  • Types of sanitize supported, read identify controller
    • Block erase – low level media specific block erase (e.g. NAND erase block)
    • Crypto erase – change media encryption key
    • Overwrite- overwrite with a fixed pattern
  • Sanitize log page for status and estimated times for each method
  • Send async notification upon completion 

Find a NVMe SSD’s sanitize capabilities through Identify Controller command, to see what types it supports.

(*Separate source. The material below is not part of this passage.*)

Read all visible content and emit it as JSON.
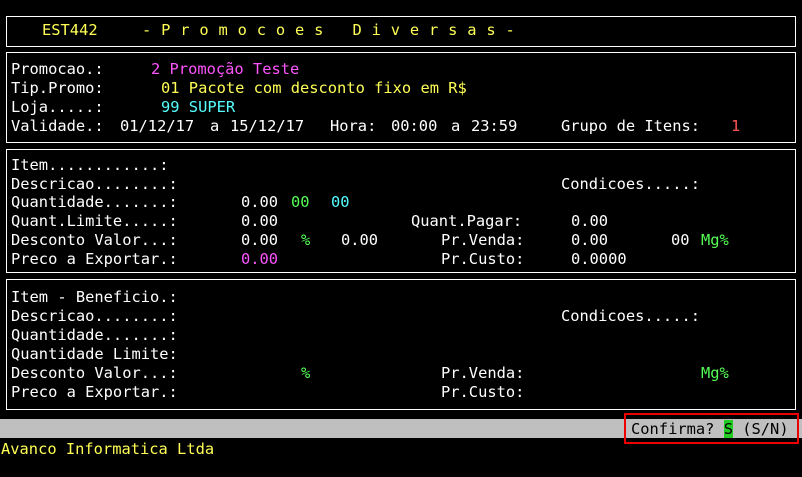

nvme id-ctrl /dev/nvme0 -H | grep sanicap -A 5
sanicap   : 0x2
  [31:30] : 0   Additional media modification after sanitize operation completes successfully is not defined
  [29:29] : 0   No-Deallocate After Sanitize bit in Sanitize command Supported
    [2:2] : 0   Overwrite Sanitize Operation Not Supported
    [1:1] : 0x1 Block Erase Sanitize Operation Supported
    [0:0] : 0   Crypto Erase Sanitize Operation Not Supported

Send Sanitize command with action -2, block erase

nvme sanitize -a 2 /dev/nvme0n1

Loop: Monitor Sanitize Status with Sanitize Log

nvme sanitize-log -H /dev/nvme0n1

Sanitize Progress                      (SPROG) :  40164 (61.285400%)

Sanitize Status                        (SSTAT) :  0x2

        [2:0]   Sanitize in Progress.

Sanitize completes

nvme sanitize-log -H /dev/nvme0n1

Sanitize Progress                      (SPROG) :  65535

Sanitize Status                        (SSTAT) :  0x101

        [2:0]   Most Recent Sanitize Command Completed Successfully.

NVMe Namespace Management

Steps to overprovision using NVMe cli, per namespace:

  1. Detach all namespaces from each controller (spec recommends detaching first but delete also works).
sudo nvme detach-ns /dev/nvme0 –namespace-id=1 –controllers=0
  1. Delete each namespace you’ve detached.
sudo nvme delete-ns /dev/nvme0 –namespace-id=1
  1. Create a new namespace at the desired capacity (repeat for each namespace). This example is going from 3.84TB to 3.2TB. This is used to take a 1 DWPD drive and turn it into a 3 DWPD drive with overprovisoning.
sudo nvme create-ns /dev/nvme0 –nsze-si 3.2T –ncap 3.2T –flbas 0 –dps 0 –nmic 0
  1. Attach new namespaces to desired controllers.
sudo nvme attach-ns /dev/nvme0 –namespace-id=1 –controllers=0
  1. Reset device to make the target visible to the host.
sudo nvme reset /dev/nvme0


NVMe-CLI is a very powerful tool for managing NVMe SSDs directly in Linux. All the information needed to understand the features and functionality is contained in the NVMe specs – do not feel scared to download a copy and open! I’ve highlighted the most common commands for managing NVMe SSDs but the tool also works for NVMe-oF architecture, which will be covered separately. NVMe technology has a robust set of management, logging, error reporting capabilities and NVMe-CLI is the way to unlock the value in Linux. NVMe-CLI is also a great way to start learning about the capabilities of NVMe in a hands on way – so download it and try it out for yourself!